The company's MediaOne bid has already raised eyebrows in Washington, where a pair of influential senators announced they would hold a hearing on the merger in early June.
"While this deal will likely increase AT&T's ability to provide competitive local phone service to residential customers--which we certainly support--the jury is still out on how it will affect the cable/video market," said Sen. Mike DeWine (R-Ohio) and Sen. Herb Kohl (D-Wisconsin), who lead the Senate's antitrust subcommittee, in a statement today.
"We need to closely examine all competitive aspects of this proposal to ensure competition is preserved and customers are protected," the senators added.
But analysts note that the communications market--and most specifically the local telephone market--is likely play a larger role in policymakers' scrutiny than is cable TV.
If AT&T's various cable mergers and partnerships go through, it will become the largest nationwide provider competing with the Baby Bells' in local residential markets. Creating local competition has been policymakers' chief goal since 1996, and AT&T's move toward this goal will likely mollify regulators' concerns about the merger, analysts said.

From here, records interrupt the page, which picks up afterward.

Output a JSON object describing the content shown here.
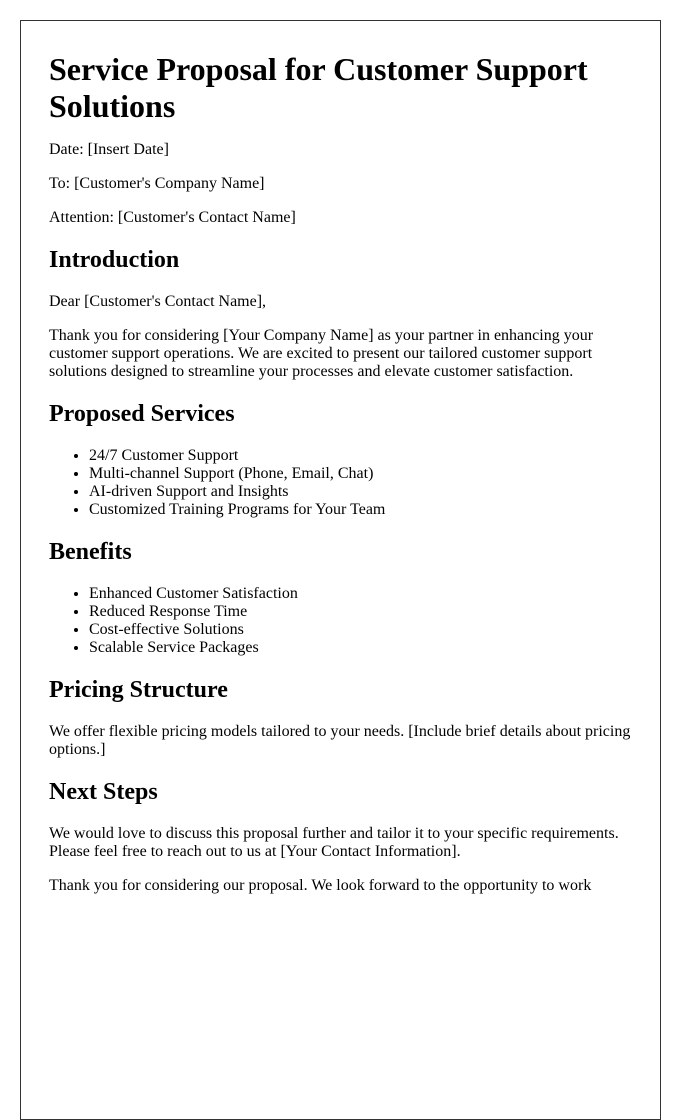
{
  "document": {
    "title": "Service Proposal for Customer Support Solutions",
    "date_line": "Date: [Insert Date]",
    "to_line": "To: [Customer's Company Name]",
    "attention_line": "Attention: [Customer's Contact Name]",
    "sections": {
      "introduction": {
        "heading": "Introduction",
        "greeting": "Dear [Customer's Contact Name],",
        "body": "Thank you for considering [Your Company Name] as your partner in enhancing your customer support operations. We are excited to present our tailored customer support solutions designed to streamline your processes and elevate customer satisfaction."
      },
      "proposed_services": {
        "heading": "Proposed Services",
        "items": [
          "24/7 Customer Support",
          "Multi-channel Support (Phone, Email, Chat)",
          "AI-driven Support and Insights",
          "Customized Training Programs for Your Team"
        ]
      },
      "benefits": {
        "heading": "Benefits",
        "items": [
          "Enhanced Customer Satisfaction",
          "Reduced Response Time",
          "Cost-effective Solutions",
          "Scalable Service Packages"
        ]
      },
      "pricing": {
        "heading": "Pricing Structure",
        "body": "We offer flexible pricing models tailored to your needs. [Include brief details about pricing options.]"
      },
      "next_steps": {
        "heading": "Next Steps",
        "body": "We would love to discuss this proposal further and tailor it to your specific requirements. Please feel free to reach out to us at [Your Contact Information].",
        "closing": "Thank you for considering our proposal. We look forward to the opportunity to work"
      }
    }
  }
}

"The regulatory side doesn't look like it will be a problem," said Strategis Group analyst Peter Jarich.
Some analysts said the growing cable concentration may be a positive thing for realizing local telephone competition, since the Bells' market and historic monopoly power will be difficult for anybody but a large competitor like AT&T to overcome.
"Local competition requires not just a string of small local competitors, but someone with strong market power," said the Yankee Group's Peterson. "You need to have a strong competitor."
By selling some of the cable assets back to Comcast, and allowing Comcast to manage other of its video operations, AT&T also has signaled that it does not intend to dominate the traditional cable market, analysts noted.
"The position they're taking is that they're open to cooperation, and that they're not trying to be the dominant video partner," Peterson said. "That removes part of the threatening aspect of their acquisitions."
Nevertheless, the acquisitions still will take considerable time to be approved. In addition to the upcoming Senate hearing, both the Department of Justice and the Federal Communications Commission will scrutinize the deals for antitrust and other public interest concerns.
Armstrong said today he would work with regulators' concerns, and would comply with whatever new rules about cable ownership come out of the process.
"Whatever those new rules are, we will comply with them and will work with the FCC to review them," he said today in an interview on CNBC.